ALBANY—As much as the fight in the 23rd Congressional district is ideological, it’s also becoming a local-versus-national fight, with support for Doug Hoffman, the Conservative Party’s nominee, coming from beyond the 11-county district and local Republicans generally standing by Assemblywoman Dede Scozzafava.
Newt Gingrich touched on this earlier this week, when he said on Fox News and WAMC that “we ought to be a little cautious about trying to impose our national genes on a local community.”
I just got off the phone with Brian Kolb, leader of the Assembly Republican conference where Scozzafava is a member.
“My feeling is the people who should be deciding who represents them are the people who live there,” Kolb, who has endorsed Scozzafava, told me. “Let them decide who represents them. The process was that 11 Republican committees chose Dede. This was not done by the state committee, this was not done by the party bosses; this was done by a grass-roots process.”
She may be a devil, but damn it, she’s our devil and we all chose to dance with her. There is a limit to this truth: like all political processes, the one that yield Scozzafava was political, the product of alliances and old-fashioned deal making as much as it was meritocracy. (The same can be said of the way Democrats picked Bill Owens as their nominee.)
But Scozzafava’s selling point has been that she knows the district, understands the relevant issues and would be able to advocate for them effectively in Congress. This was apparent to me when I spoke to her (and the other nominees) about health care, it came out in a debate where she offered an opinion on every question asked and was cited by the Watertown Daily Times when it made its endorsement.
“The 23rd has as little significance as Gettysburg. It’s just where the armies met,” says Bob Gorman, managing editor of the WDT told Time magazine. “Everybody was looking for a fight, and that’s where they found each other.”
And the outside forces seem to be winning.

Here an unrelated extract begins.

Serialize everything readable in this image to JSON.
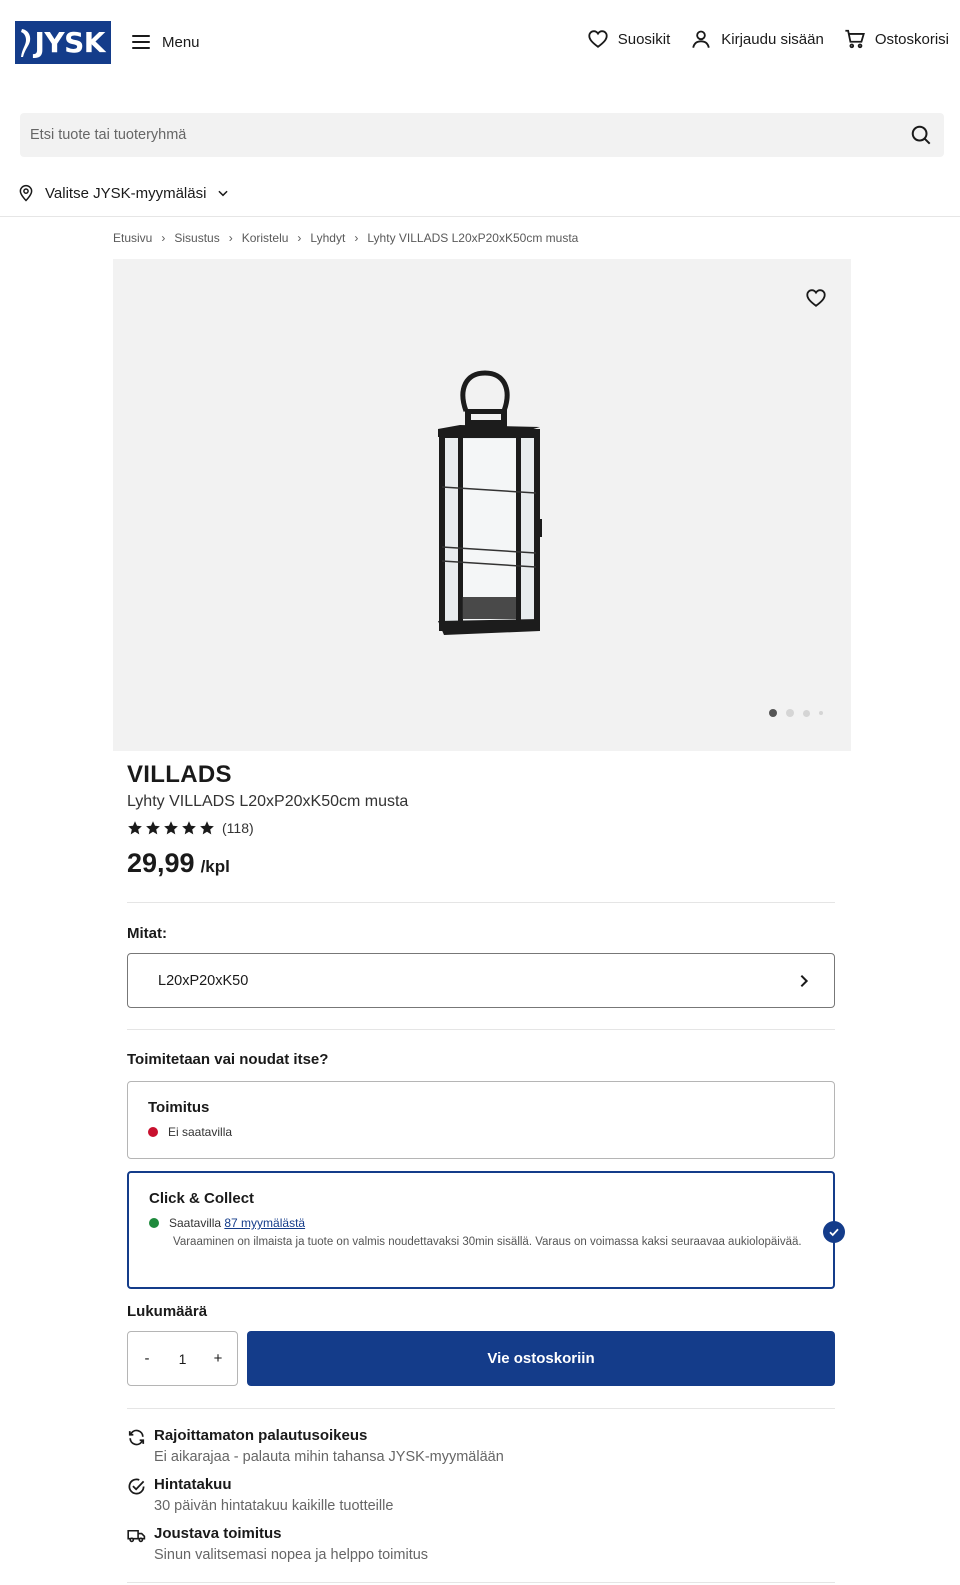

“I think in New York State people are moderates, and expect their candidates and elected officials to reflect their opinions,” Nick Spano, a former Republican state senator from Westchester County, told me. “From what I’ve seen, we’re seeing many outside influences utilizing the internet and utilizing the technology today to raise money and create the boogey-man theory. That leads to policies of intolerance, and does not make us as Republicans look good.”